PROBLEM DETAILS: All lines in the material containing the word "你无法向TA发送消息" need to be copied.

===== RECORD EXCERPTS =====

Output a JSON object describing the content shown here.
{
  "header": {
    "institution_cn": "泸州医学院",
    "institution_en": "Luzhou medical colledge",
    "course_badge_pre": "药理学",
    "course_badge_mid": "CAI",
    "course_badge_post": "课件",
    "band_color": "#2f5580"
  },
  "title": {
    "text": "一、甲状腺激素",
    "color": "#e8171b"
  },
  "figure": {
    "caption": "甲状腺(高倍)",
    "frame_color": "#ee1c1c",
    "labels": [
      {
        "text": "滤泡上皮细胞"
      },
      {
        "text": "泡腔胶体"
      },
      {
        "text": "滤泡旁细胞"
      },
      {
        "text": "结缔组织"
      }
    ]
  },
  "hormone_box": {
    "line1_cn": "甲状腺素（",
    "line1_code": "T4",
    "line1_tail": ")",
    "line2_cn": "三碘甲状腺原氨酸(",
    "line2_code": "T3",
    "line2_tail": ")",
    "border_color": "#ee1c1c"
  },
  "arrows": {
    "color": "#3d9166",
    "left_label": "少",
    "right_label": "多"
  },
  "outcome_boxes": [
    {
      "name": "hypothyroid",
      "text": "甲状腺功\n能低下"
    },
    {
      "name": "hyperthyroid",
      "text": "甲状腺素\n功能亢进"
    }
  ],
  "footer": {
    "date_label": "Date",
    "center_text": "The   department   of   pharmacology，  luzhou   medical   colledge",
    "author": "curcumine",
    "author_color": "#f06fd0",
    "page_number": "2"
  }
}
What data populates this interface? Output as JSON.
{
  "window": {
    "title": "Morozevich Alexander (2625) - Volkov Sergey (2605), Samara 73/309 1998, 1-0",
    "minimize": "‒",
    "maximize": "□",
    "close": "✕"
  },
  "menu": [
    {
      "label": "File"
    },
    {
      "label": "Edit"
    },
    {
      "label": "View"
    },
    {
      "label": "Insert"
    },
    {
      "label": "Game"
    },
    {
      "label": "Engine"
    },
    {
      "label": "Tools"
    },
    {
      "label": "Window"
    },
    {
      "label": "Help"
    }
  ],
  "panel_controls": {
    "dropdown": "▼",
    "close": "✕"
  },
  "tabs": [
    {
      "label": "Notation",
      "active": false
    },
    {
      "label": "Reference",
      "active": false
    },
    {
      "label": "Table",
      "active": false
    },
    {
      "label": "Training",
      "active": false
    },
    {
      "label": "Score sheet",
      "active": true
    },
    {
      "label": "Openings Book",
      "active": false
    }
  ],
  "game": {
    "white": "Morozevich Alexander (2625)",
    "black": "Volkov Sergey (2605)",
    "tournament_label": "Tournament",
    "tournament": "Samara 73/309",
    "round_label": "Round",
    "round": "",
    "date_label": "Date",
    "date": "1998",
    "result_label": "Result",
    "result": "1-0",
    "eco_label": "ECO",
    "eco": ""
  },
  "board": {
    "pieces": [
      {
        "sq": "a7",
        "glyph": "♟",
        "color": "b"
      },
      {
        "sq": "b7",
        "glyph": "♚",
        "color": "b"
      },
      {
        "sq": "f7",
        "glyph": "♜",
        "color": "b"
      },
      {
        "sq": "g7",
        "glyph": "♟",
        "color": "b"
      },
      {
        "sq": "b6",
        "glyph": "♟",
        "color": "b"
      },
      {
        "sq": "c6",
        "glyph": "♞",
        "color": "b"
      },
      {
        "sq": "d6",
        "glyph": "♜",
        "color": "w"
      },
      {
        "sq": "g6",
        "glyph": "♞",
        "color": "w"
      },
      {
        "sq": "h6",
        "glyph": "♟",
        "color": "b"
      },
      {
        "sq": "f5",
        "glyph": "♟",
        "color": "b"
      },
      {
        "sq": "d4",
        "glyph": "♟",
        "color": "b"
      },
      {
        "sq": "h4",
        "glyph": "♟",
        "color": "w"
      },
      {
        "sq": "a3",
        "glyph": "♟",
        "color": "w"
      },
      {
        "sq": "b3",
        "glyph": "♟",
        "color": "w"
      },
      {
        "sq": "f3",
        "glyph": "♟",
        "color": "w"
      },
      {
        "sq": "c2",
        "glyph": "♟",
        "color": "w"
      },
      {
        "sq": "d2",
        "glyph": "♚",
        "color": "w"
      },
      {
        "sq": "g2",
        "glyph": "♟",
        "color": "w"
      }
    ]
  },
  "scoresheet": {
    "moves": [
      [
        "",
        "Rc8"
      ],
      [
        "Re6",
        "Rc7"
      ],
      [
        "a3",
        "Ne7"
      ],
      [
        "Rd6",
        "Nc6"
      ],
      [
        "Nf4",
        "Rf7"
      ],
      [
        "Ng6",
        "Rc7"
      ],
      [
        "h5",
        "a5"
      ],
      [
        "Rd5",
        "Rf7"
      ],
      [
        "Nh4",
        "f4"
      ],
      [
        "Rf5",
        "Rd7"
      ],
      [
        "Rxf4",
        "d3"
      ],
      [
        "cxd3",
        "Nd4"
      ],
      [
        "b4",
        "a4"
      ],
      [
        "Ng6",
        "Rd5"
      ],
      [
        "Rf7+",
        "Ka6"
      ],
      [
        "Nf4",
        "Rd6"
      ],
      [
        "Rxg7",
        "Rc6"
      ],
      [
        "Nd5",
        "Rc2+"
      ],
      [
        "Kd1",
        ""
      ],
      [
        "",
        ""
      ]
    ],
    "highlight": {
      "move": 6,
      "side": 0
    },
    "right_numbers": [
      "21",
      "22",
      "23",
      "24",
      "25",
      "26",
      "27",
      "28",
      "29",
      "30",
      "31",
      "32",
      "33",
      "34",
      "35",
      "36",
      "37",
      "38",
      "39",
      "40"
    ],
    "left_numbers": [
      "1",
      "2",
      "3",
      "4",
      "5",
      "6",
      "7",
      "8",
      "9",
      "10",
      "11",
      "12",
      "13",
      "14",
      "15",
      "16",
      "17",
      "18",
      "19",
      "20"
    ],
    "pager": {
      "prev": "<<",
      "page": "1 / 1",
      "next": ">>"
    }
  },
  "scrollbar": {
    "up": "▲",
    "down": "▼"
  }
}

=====
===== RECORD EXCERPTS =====

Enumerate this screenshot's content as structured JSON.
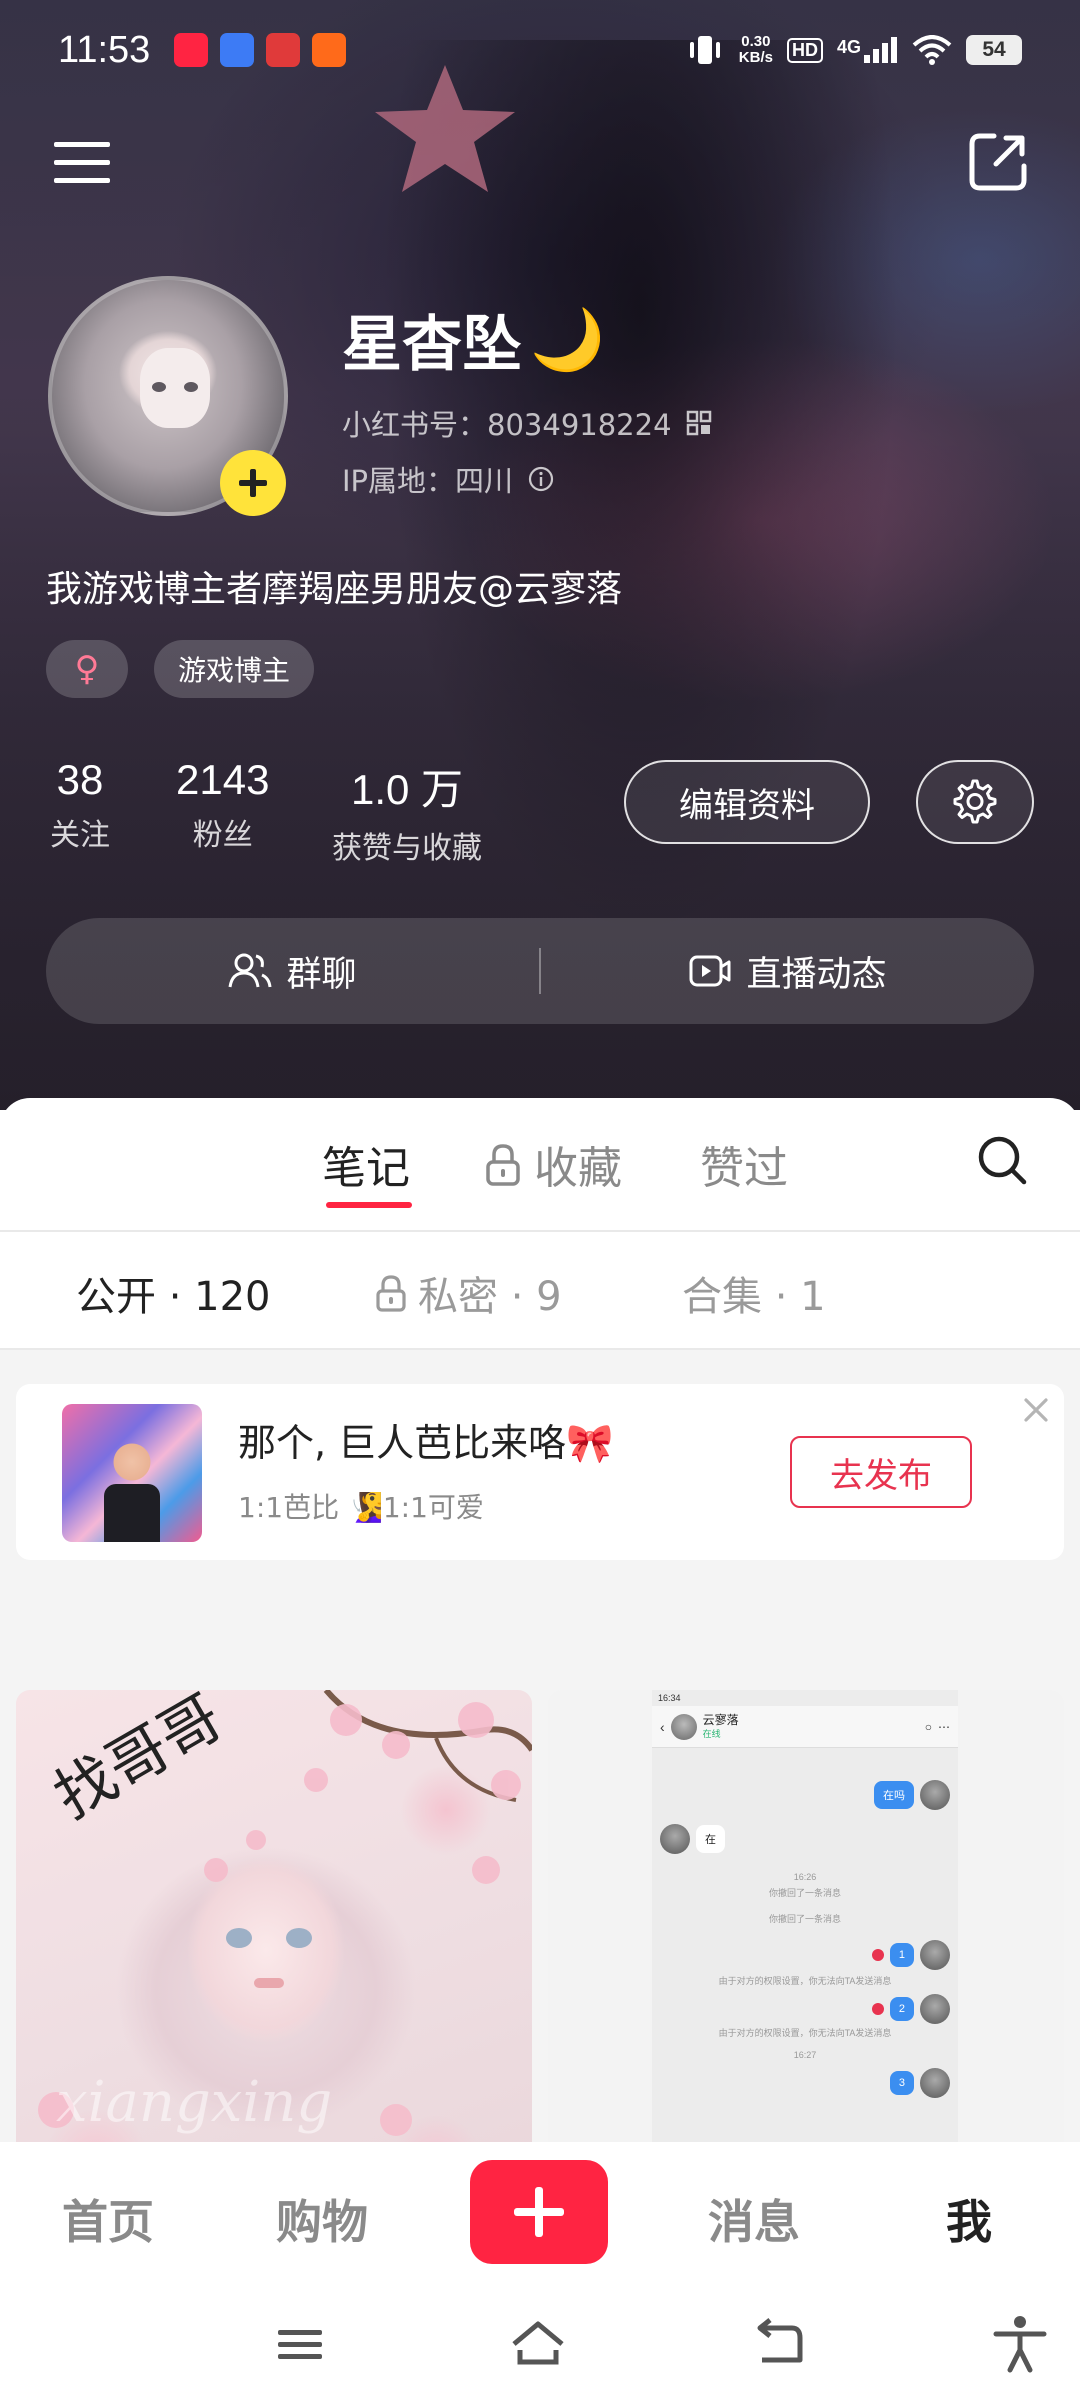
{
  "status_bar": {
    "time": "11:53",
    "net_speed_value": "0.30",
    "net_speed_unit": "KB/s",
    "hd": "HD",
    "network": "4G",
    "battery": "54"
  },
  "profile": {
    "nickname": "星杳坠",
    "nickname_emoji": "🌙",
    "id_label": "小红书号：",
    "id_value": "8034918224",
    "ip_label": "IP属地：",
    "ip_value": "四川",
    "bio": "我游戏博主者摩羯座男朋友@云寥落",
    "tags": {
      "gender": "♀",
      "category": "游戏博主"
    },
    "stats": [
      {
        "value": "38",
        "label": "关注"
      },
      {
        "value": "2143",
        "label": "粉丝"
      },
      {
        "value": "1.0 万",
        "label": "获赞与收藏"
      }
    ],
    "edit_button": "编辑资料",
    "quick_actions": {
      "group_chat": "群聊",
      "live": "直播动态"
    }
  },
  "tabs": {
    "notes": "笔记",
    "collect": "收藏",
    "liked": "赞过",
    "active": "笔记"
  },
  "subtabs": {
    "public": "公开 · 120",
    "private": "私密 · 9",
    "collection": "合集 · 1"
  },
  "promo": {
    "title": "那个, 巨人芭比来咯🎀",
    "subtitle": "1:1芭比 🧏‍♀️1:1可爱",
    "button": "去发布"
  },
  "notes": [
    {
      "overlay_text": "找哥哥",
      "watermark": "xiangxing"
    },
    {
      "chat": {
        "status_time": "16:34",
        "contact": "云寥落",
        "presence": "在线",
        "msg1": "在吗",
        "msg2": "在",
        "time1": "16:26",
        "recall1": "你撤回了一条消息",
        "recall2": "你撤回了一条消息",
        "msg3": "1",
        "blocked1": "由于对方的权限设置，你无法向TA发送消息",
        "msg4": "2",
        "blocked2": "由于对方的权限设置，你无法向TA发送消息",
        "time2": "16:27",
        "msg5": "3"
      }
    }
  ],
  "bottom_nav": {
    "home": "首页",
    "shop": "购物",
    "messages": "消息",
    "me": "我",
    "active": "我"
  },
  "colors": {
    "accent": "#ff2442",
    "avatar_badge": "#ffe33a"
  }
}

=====

EXPECTED ANSWER:
        "blocked1": "由于对方的权限设置，你无法向TA发送消息",
        "blocked2": "由于对方的权限设置，你无法向TA发送消息",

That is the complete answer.